Amanda Bentley Brymer, the assistant director of the Institute for the Environment and Sustainability, shares Griffin’s optimism for this period of change. 

“I have some hopes that we could still lock in on the curriculum connected to the farm and really build up its interdisciplinary focus so that in a few years, the university would fold in the farm in a way that is sustainable,” said Bentley Brymer. 

Nancy Parkinson, a registered dietitian nutritionist and nutrition professor, is also positive about the future of the farm and voiced her hopes of increasing student and community involvement. 

“I just think there are some untapped resources that we could utilize such as getting the farm connected to local restaurants, initiating a campus food truck, bringing in alumni who are in food businesses to mentor our students, and starting semester-long workshops on the farm,” said Parkinson. 

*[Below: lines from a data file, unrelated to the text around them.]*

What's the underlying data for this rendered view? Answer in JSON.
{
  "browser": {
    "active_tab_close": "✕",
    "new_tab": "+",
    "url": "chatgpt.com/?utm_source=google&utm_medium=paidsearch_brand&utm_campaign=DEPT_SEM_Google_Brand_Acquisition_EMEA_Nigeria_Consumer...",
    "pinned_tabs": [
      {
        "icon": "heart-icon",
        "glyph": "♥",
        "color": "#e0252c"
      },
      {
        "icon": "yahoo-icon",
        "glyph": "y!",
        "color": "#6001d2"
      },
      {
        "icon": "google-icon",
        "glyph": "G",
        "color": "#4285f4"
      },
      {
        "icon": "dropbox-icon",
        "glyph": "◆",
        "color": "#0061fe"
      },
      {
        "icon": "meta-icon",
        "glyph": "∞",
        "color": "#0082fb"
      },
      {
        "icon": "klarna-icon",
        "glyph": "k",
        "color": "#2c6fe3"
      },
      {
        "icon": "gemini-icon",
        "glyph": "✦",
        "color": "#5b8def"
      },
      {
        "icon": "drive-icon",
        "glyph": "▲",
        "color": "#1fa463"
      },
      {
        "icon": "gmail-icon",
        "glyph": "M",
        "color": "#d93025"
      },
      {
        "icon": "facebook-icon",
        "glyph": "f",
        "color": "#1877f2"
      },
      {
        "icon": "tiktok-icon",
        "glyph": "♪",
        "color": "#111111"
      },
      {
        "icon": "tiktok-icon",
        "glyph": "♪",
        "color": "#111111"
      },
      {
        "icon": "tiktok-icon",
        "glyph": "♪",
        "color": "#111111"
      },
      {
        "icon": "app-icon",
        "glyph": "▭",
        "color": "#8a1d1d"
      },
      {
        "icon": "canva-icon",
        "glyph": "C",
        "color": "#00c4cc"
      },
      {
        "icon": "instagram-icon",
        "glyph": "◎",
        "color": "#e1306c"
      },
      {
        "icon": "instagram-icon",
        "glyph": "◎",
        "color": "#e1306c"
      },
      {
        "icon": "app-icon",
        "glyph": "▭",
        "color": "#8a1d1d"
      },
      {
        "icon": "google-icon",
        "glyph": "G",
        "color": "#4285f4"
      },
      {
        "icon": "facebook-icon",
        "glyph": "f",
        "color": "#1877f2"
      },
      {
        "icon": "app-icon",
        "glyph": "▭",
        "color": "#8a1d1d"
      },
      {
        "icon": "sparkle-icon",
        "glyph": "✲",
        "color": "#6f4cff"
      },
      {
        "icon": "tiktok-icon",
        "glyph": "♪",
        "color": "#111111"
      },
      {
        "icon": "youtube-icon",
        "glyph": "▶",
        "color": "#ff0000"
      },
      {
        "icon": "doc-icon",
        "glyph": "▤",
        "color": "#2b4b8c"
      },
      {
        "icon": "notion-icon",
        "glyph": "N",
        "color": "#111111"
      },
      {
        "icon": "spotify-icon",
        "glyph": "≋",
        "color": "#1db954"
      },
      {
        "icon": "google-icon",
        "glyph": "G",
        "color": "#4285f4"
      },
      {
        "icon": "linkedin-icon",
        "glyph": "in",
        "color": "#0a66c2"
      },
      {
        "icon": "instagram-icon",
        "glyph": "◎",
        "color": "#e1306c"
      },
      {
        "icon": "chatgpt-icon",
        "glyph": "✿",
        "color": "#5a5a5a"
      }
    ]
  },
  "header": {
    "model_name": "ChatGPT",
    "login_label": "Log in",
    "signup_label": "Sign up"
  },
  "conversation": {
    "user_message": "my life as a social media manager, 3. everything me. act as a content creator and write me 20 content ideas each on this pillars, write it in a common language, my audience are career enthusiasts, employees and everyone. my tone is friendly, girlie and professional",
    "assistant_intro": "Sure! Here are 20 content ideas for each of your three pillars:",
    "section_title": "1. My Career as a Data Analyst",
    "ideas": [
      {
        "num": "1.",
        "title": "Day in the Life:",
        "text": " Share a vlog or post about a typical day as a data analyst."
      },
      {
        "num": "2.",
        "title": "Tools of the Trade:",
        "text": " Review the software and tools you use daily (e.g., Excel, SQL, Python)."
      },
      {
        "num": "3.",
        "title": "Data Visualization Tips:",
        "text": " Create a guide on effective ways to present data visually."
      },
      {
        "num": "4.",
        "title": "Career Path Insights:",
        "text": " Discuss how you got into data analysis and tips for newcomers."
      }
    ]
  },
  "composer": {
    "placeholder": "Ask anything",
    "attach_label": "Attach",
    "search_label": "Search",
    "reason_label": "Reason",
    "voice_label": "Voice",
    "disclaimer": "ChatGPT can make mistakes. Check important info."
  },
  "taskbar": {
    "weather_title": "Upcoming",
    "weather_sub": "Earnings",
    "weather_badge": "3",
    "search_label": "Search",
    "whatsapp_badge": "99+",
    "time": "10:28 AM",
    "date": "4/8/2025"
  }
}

Despite its challenges, students regularly get involved at the farm. Audrey Allen, a junior majoring in environmental earth science and sustainability, worked with the farm as part of her sustainability capstone course IES 474.  

“It was definitely a positive experience. I think more students should get involved with the farm. It’s a hands-on experience that most students don’t experience,” Allen said. 

Undeterred by a shift in leadership since Charles Griffin’s lost contract, Bently Brymer and the Institute for the Environment and Sustainability have called for a get-together of all faculty connected to the farm to discuss future steps. 

“I am delighted that the consensus seems to be that there is still opportunity for the farm to grow and to be seen as valuable to Miami in the long run,” Bentley Brymer said. “I’m still not ready to give up this fight.”